* **SUPPLIED RECORDS**
───
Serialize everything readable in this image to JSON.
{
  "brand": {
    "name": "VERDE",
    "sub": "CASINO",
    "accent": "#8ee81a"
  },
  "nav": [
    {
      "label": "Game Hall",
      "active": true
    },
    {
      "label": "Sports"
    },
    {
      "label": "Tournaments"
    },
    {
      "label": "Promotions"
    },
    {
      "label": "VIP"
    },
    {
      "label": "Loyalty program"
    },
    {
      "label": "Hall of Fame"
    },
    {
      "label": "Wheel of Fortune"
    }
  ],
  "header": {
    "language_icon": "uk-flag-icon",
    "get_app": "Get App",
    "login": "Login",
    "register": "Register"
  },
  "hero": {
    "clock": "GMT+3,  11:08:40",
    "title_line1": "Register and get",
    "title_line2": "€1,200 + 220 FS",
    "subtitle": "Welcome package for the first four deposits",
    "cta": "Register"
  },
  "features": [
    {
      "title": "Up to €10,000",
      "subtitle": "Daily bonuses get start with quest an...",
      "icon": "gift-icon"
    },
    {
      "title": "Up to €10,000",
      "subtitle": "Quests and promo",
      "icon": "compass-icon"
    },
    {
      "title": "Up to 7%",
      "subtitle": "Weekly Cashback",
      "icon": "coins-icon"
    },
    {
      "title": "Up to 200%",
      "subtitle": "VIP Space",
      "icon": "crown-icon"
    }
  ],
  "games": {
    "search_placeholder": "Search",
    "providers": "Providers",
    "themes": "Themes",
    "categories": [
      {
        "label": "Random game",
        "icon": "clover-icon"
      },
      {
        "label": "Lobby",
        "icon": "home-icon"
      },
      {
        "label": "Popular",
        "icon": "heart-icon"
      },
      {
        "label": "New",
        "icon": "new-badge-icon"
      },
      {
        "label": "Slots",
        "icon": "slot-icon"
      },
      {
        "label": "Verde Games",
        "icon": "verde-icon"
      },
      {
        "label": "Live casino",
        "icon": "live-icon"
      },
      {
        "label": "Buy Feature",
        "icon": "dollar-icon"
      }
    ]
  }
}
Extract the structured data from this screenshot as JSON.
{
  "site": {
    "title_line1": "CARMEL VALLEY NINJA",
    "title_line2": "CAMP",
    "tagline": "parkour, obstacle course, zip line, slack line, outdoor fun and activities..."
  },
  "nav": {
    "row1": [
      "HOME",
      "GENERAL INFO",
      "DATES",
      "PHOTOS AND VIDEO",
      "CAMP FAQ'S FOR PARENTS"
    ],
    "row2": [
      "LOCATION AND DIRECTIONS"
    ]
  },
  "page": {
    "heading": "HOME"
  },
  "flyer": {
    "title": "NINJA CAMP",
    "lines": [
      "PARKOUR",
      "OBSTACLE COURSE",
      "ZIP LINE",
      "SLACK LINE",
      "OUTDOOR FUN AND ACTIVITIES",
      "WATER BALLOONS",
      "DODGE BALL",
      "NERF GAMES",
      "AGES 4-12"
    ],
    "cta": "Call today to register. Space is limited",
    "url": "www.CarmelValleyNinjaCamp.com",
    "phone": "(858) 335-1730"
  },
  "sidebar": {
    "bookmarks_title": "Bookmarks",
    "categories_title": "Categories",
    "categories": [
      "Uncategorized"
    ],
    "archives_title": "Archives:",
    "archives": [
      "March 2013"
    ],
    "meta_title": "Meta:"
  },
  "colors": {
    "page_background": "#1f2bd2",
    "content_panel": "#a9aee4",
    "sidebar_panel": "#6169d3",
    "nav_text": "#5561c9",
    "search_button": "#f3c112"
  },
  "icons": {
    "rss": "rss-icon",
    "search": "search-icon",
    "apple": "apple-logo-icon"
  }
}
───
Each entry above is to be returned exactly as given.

* **RESULT OF THIS TASK**
Serialize everything readable in this image to JSON.
{
  "brand": {
    "name": "VERDE",
    "sub": "CASINO",
    "accent": "#8ee81a"
  },
  "nav": [
    {
      "label": "Game Hall",
      "active": true
    },
    {
      "label": "Sports"
    },
    {
      "label": "Tournaments"
    },
    {
      "label": "Promotions"
    },
    {
      "label": "VIP"
    },
    {
      "label": "Loyalty program"
    },
    {
      "label": "Hall of Fame"
    },
    {
      "label": "Wheel of Fortune"
    }
  ],
  "header": {
    "language_icon": "uk-flag-icon",
    "get_app": "Get App",
    "login": "Login",
    "register": "Register"
  },
  "hero": {
    "clock": "GMT+3,  11:08:40",
    "title_line1": "Register and get",
    "title_line2": "€1,200 + 220 FS",
    "subtitle": "Welcome package for the first four deposits",
    "cta": "Register"
  },
  "features": [
    {
      "title": "Up to €10,000",
      "subtitle": "Daily bonuses get start with quest an...",
      "icon": "gift-icon"
    },
    {
      "title": "Up to €10,000",
      "subtitle": "Quests and promo",
      "icon": "compass-icon"
    },
    {
      "title": "Up to 7%",
      "subtitle": "Weekly Cashback",
      "icon": "coins-icon"
    },
    {
      "title": "Up to 200%",
      "subtitle": "VIP Space",
      "icon": "crown-icon"
    }
  ],
  "games": {
    "search_placeholder": "Search",
    "providers": "Providers",
    "themes": "Themes",
    "categories": [
      {
        "label": "Random game",
        "icon": "clover-icon"
      },
      {
        "label": "Lobby",
        "icon": "home-icon"
      },
      {
        "label": "Popular",
        "icon": "heart-icon"
      },
      {
        "label": "New",
        "icon": "new-badge-icon"
      },
      {
        "label": "Slots",
        "icon": "slot-icon"
      },
      {
        "label": "Verde Games",
        "icon": "verde-icon"
      },
      {
        "label": "Live casino",
        "icon": "live-icon"
      },
      {
        "label": "Buy Feature",
        "icon": "dollar-icon"
      }
    ]
  }
}
Extract the structured data from this screenshot as JSON.
{
  "site": {
    "title_line1": "CARMEL VALLEY NINJA",
    "title_line2": "CAMP",
    "tagline": "parkour, obstacle course, zip line, slack line, outdoor fun and activities..."
  },
  "nav": {
    "row1": [
      "HOME",
      "GENERAL INFO",
      "DATES",
      "PHOTOS AND VIDEO",
      "CAMP FAQ'S FOR PARENTS"
    ],
    "row2": [
      "LOCATION AND DIRECTIONS"
    ]
  },
  "page": {
    "heading": "HOME"
  },
  "flyer": {
    "title": "NINJA CAMP",
    "lines": [
      "PARKOUR",
      "OBSTACLE COURSE",
      "ZIP LINE",
      "SLACK LINE",
      "OUTDOOR FUN AND ACTIVITIES",
      "WATER BALLOONS",
      "DODGE BALL",
      "NERF GAMES",
      "AGES 4-12"
    ],
    "cta": "Call today to register. Space is limited",
    "url": "www.CarmelValleyNinjaCamp.com",
    "phone": "(858) 335-1730"
  },
  "sidebar": {
    "bookmarks_title": "Bookmarks",
    "categories_title": "Categories",
    "categories": [
      "Uncategorized"
    ],
    "archives_title": "Archives:",
    "archives": [
      "March 2013"
    ],
    "meta_title": "Meta:"
  },
  "colors": {
    "page_background": "#1f2bd2",
    "content_panel": "#a9aee4",
    "sidebar_panel": "#6169d3",
    "nav_text": "#5561c9",
    "search_button": "#f3c112"
  },
  "icons": {
    "rss": "rss-icon",
    "search": "search-icon",
    "apple": "apple-logo-icon"
  }
}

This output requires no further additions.